OIG found that BIA's analysis failed to address the applicability of CPD's Rules and Regulations and did not answer the question of whether the CPD member's membership in the Oath Keepers itself constitutes a violation of CPD policy. OIG recommended that BIA reopen the investigation to conduct any necessary additional investigation, potentially to include without limitation seeking authorization from the Superintendent to investigate allegations of misconduct occurring more than five years ago if necessary; ordering the CPD member to produce all records and documents regarding their membership of affiliation with the Oath Keepers, including documentation of when they joined and when they ceased being an active member; and reinterviewing the CPD member regarding what, if any, rules, regulations, or policies of CPD they refused to obey because they believed them to be illegal or unconstitutional. OIG further recommended that BIA document an appropriate analysis of whether the CPD member's membership in the Oath Keepers violates any of CPD's Rules and Regulations, including but not limited to Rules 2 and 3.

BIA accepted OIG's recommendation and reopened the investigation. After meeting with OIG to discuss the case and as documented in a supplementary closing report, BIA re-closed the investigation leaving its original findings unchanged. As described in that report, during its meeting with OIG, CPD "mentioned that memberships into organizations in itself is not a rule violation."

In its supplementary closing report, in support of that conclusion and in response to OIG's suggestion that BIA gather more information from the accused member, the BIA investigator wrote that "[w]ithout administrative subpoena power, [BIA] cannot compel [the accused member] to produce records or documents regarding his membership or affiliation." Notably, however, CPD's General Order G08-01, "Complaint and Disciplinary System," obligates all CPD members to "cooperate with any ongoing administrative Log Number investigation," including by "providing all requested documents and evidence under the Department member's custody and control." That is, it would have been plainly within BIA's authority to compel information and documents from the accused member in furtherance of its investigation if it had determined to do so.

Further, despite the accused member's confirming their membership in the Oath Keepers as was publicly reported, the assigned BIA investigator wrote of that public reporting that the "Oath Keepers list came from a hacked source and calls into question the authenticity of the items being compared and the membership dates, membership type, and membership length."

We appreciate CPD's stated commitment to build trust with the communities it serves, and the opportunity to participate in this conversation about how the handling of these and any similar cases might best serve that goal.

Thank you for your time today.
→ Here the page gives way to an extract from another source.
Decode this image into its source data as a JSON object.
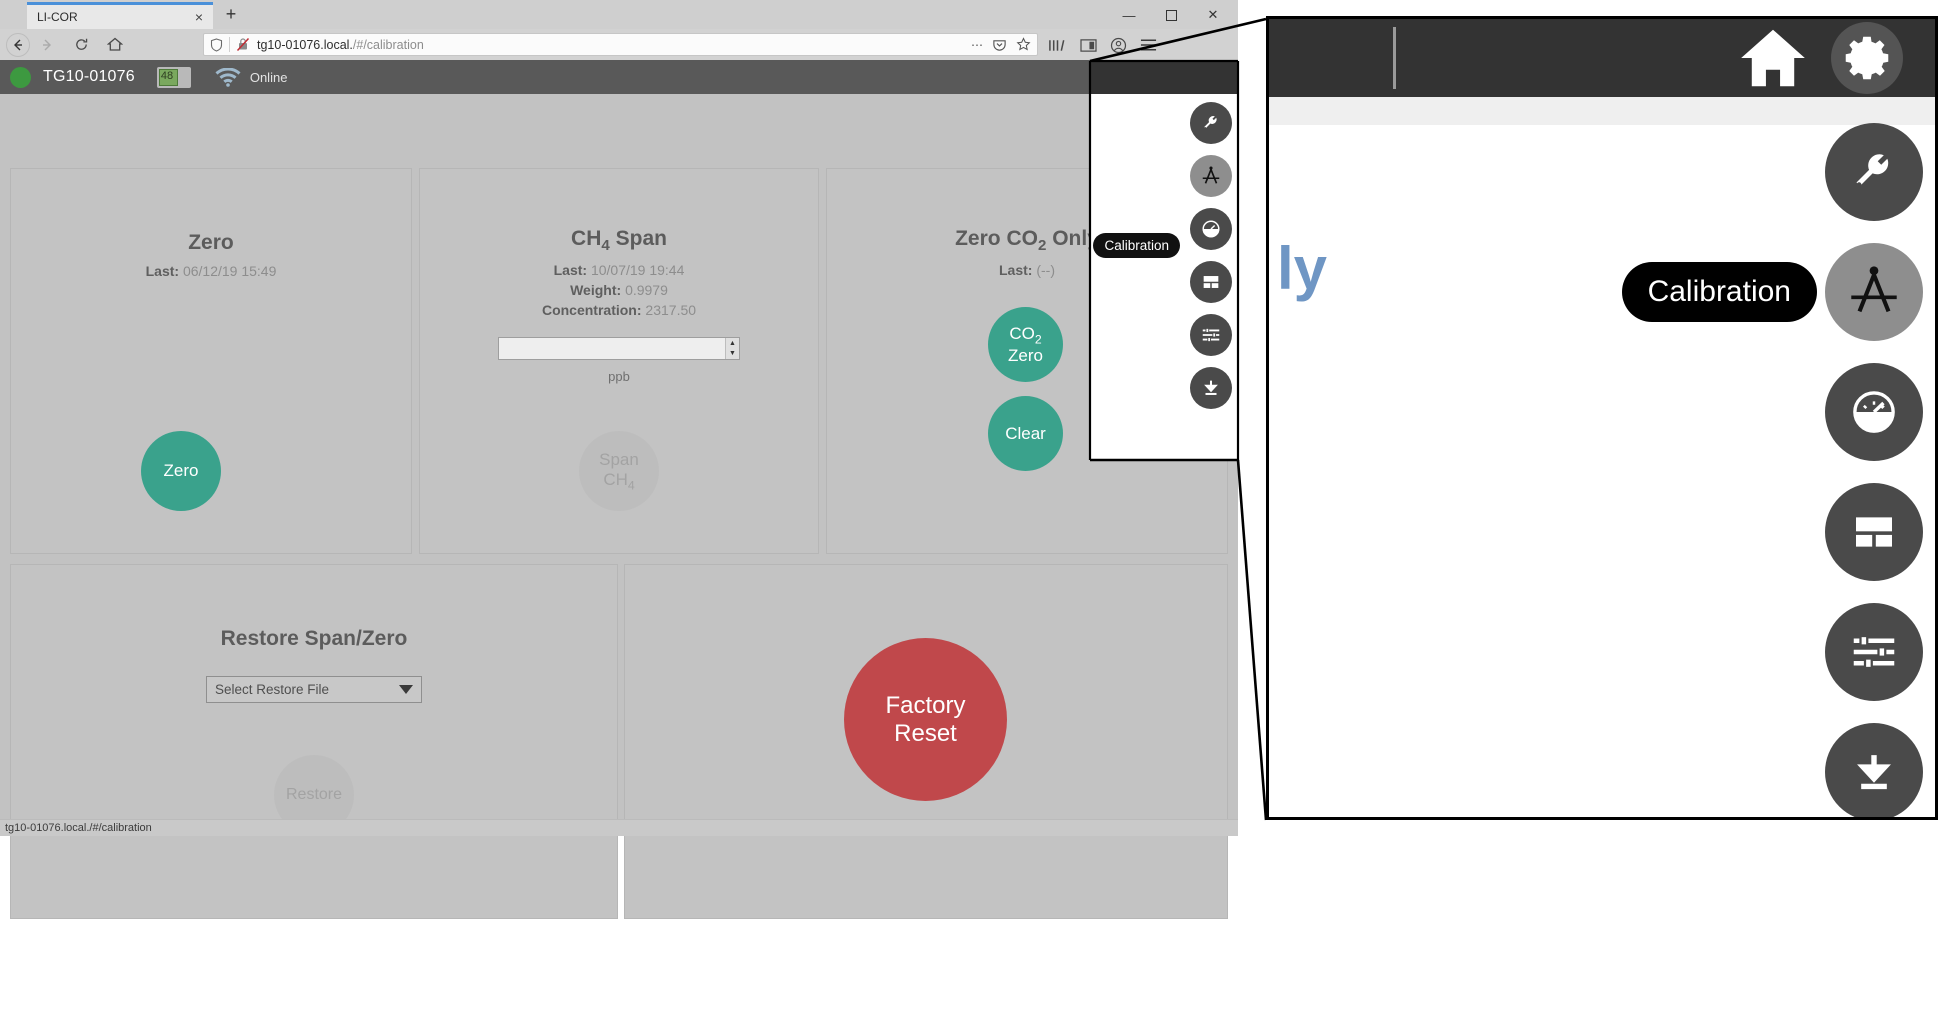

We welcome your questions.

1 Mediation is a component of CPD's disciplinary system offered to CPD members in designated types of investigations that are likely to result in a sustained finding. CPD members who enter into a mediation agreement waive their right to grieve the findings and recommended discipline.

2 "Agreement Between the City of Chicago Department of Police and the Fraternal Order of Police Chicago Lodge No. 7," Section 6.11.

3 Indictment ¶ 3, United Stated vs Rhodes, No. 22 Cr 15 (D.D.C. June 22, 2022) (ECF No. 167) (indicting Oath Keepers' founder and associates on charges, including Seditious Conspiracy, in connection with January 6 attack on U.S. Capitol); see also Statement of Offense ¶ 3, United States v. Ulrich, No. 22-cr-15 (D.D.C. April 29, 2022) (ECF No. 117).

4 See, e.g., United States v. Bundy, 968 F 3d 1019, 1023-24 (9th Cir. 2020) (describing 2014 incident in which Oath Keepers joined with Nevada rancher Cliven Bundy in an armed standoff with federal law enforcement); United States v. Huff, 630 F. App'x 471, 474-76, 490-91 (6th Cir. 2015) (affirming federal firearms conviction of Oath Keepers member in connection with a 2010 attempt to take over a Tennessee courthouse to perform citizens' arrest on local officials for failure to indict President Obama on fraud and treason charges). See also Center for Strategic & International Studies, "Examining Extremism: The Oath Keepers," accessed January 12, 2023, extremism-oath-keepers.